Try our ‘What style of investor am I?’ tool to help understand what level of risk you might be comfortable with.

3. They think investment returns are always guaranteed

The idea of guaranteed returns sounds wonderful, but the truth when it comes to investing is returns are generally not guaranteed.

There are risks attached to investing, which means while you could make money, you might break even, or even lose money should your investments decrease in value.

On top of that, liquidity, which refers to how quickly your assets can be converted into cash, may be an issue. Depending on what type of investment you hold or what may happen in markets at any point in time, you mightn’t be able to cash in certain investments when you need to.

4. They put all their eggs in one basket

Investment diversification can be achieved by investing in a mix of:

  • asset classes (cash, fixed interest, bonds, property and shares)
  • industries (e.g. finance, mining, health care)
  • markets (e.g. Australia, Asia, the United States).
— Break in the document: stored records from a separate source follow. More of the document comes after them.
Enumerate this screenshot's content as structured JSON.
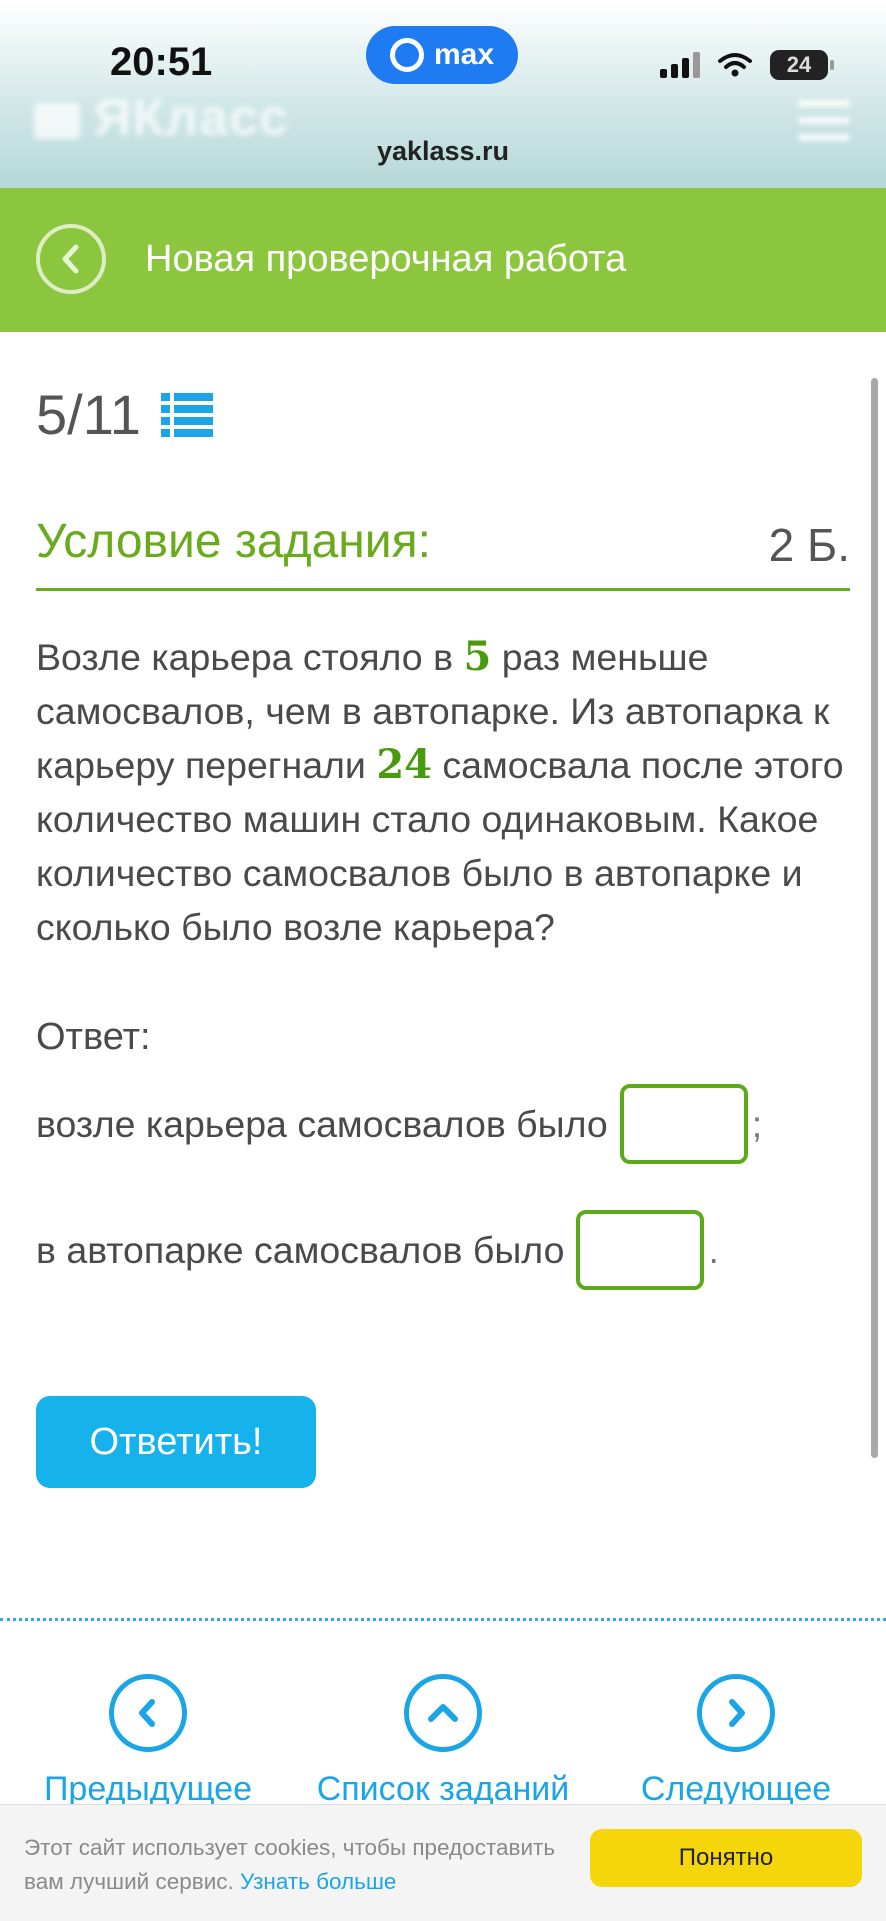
{
  "status_bar": {
    "time": "20:51",
    "messenger": "max",
    "battery": "24"
  },
  "browser": {
    "url": "yaklass.ru",
    "brand": "ЯКласс"
  },
  "header": {
    "title": "Новая проверочная работа"
  },
  "task": {
    "counter": "5/11",
    "section_title": "Условие задания:",
    "points": "2 Б.",
    "text": {
      "p1": "Возле карьера стояло в ",
      "n1": "5",
      "p2": " раз меньше самосвалов, чем в автопарке. Из автопарка к карьеру перегнали ",
      "n2": "24",
      "p3": " самосвала после этого количество машин стало одинаковым. Какое количество самосвалов было в автопарке и сколько было возле карьера?"
    },
    "answer_label": "Ответ:",
    "row1_label": "возле карьера самосвалов было",
    "row1_value": "",
    "row1_punct": ";",
    "row2_label": "в автопарке самосвалов было",
    "row2_value": "",
    "row2_punct": ".",
    "submit_label": "Ответить!"
  },
  "nav": {
    "prev_label": "Предыдущее",
    "list_label": "Список заданий",
    "next_label": "Следующее"
  },
  "cookie": {
    "text": "Этот сайт использует cookies, чтобы предоставить вам лучший сервис.",
    "link": "Узнать больше",
    "button": "Понятно"
  },
  "colors": {
    "header_green": "#8cc63f",
    "accent_green": "#6aab1e",
    "accent_blue": "#15b2ec",
    "cookie_button": "#f5d60a"
  }
}
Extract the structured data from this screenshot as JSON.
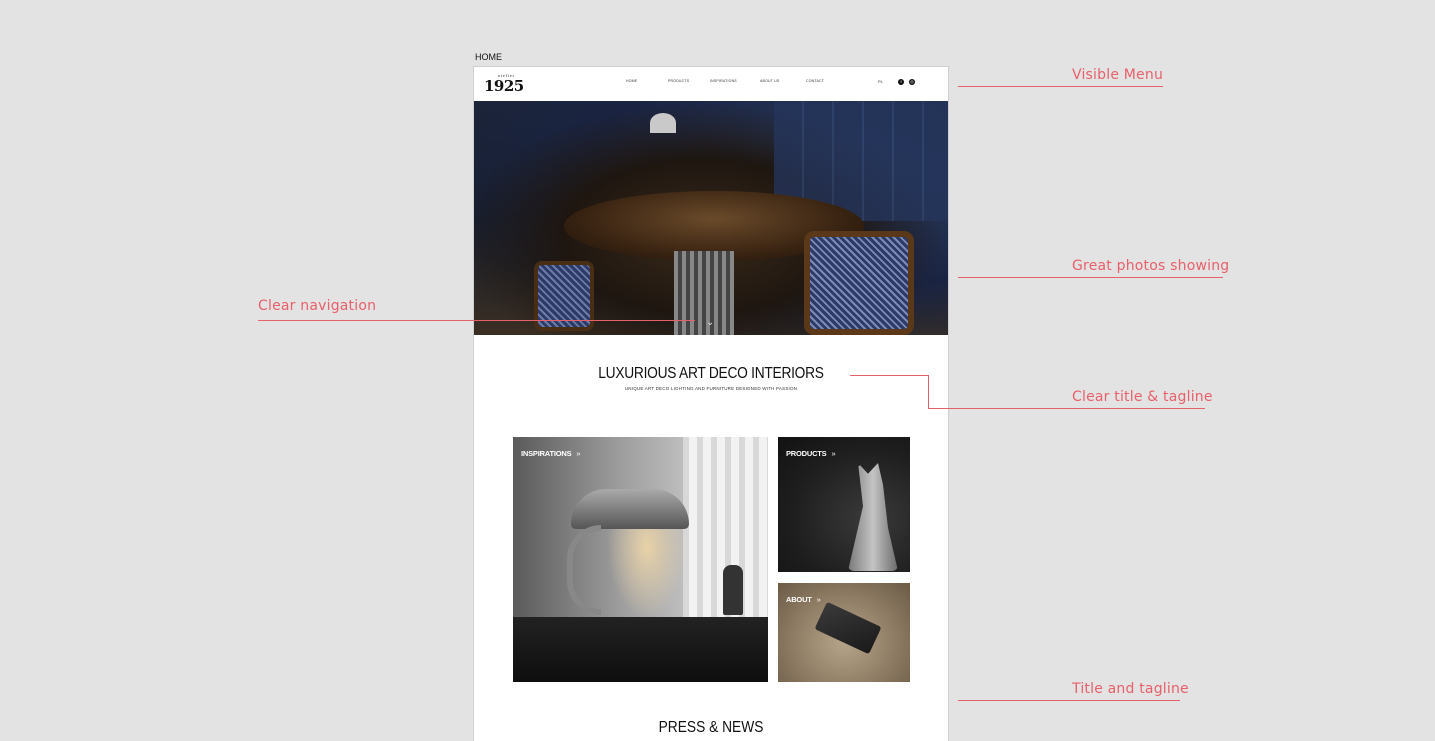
{
  "page_label": "HOME",
  "site": {
    "logo": {
      "small": "atelier",
      "main": "1925"
    },
    "menu": [
      "HOME",
      "PRODUCTS",
      "INSPIRATIONS",
      "ABOUT US",
      "CONTACT"
    ],
    "lang": "PL",
    "social": [
      "facebook-icon",
      "instagram-icon"
    ],
    "hero_scroll_icon": "chevron-down-icon",
    "title": "LUXURIOUS ART DECO INTERIORS",
    "tagline": "UNIQUE ART DECO LIGHTING AND FURNITURE DESIGNED WITH PASSION",
    "tiles": [
      {
        "label": "INSPIRATIONS",
        "arrow": "»"
      },
      {
        "label": "PRODUCTS",
        "arrow": "»"
      },
      {
        "label": "ABOUT",
        "arrow": "»"
      }
    ],
    "press_title": "PRESS & NEWS"
  },
  "annotations": {
    "visible_menu": "Visible Menu",
    "great_photos": "Great photos showing",
    "clear_navigation": "Clear navigation",
    "clear_title": "Clear title & tagline",
    "title_tagline": "Title and tagline"
  },
  "colors": {
    "annotation": "#e8606a",
    "background": "#e3e3e3"
  }
}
The reason diversifying may be a good thing is it could help you to level out volatility and risk, as you may be less exposed to a single financial event.

5. They believe the opinions of every Tom, Dick and Harry

Changing your strategy on the basis of market news may or may not be a good idea. After all, people have made all sorts of market predictions over the years, all of which haven’t necessarily come true.

On top of that, we all have that one friend that likes to pretend they’re a property, share or general investment guru, who while may come across as persuasive in their market commentary, does not have the qualifications to be giving people advice.

With that in mind, if you’re looking for guidance, you’re probably better off consulting your financial adviser who may be able to give you a more well-rounded picture of the current climate and the potential advantages and disadvantages you should be across.

6. They make rash decisions based on fear or excitement

Many investors get caught up in media hype and or fear and buy or sell investments at the top and bottom of the market.

Like with anything in life, it is easy to get stressed and concerned about the future and act impulsively but like with other things this may not be a smart thing to do.

While there may be times when active and emotional investing could be profitable, generally a solid strategy and staying on course through market peaks and troughs will result in more positive returns.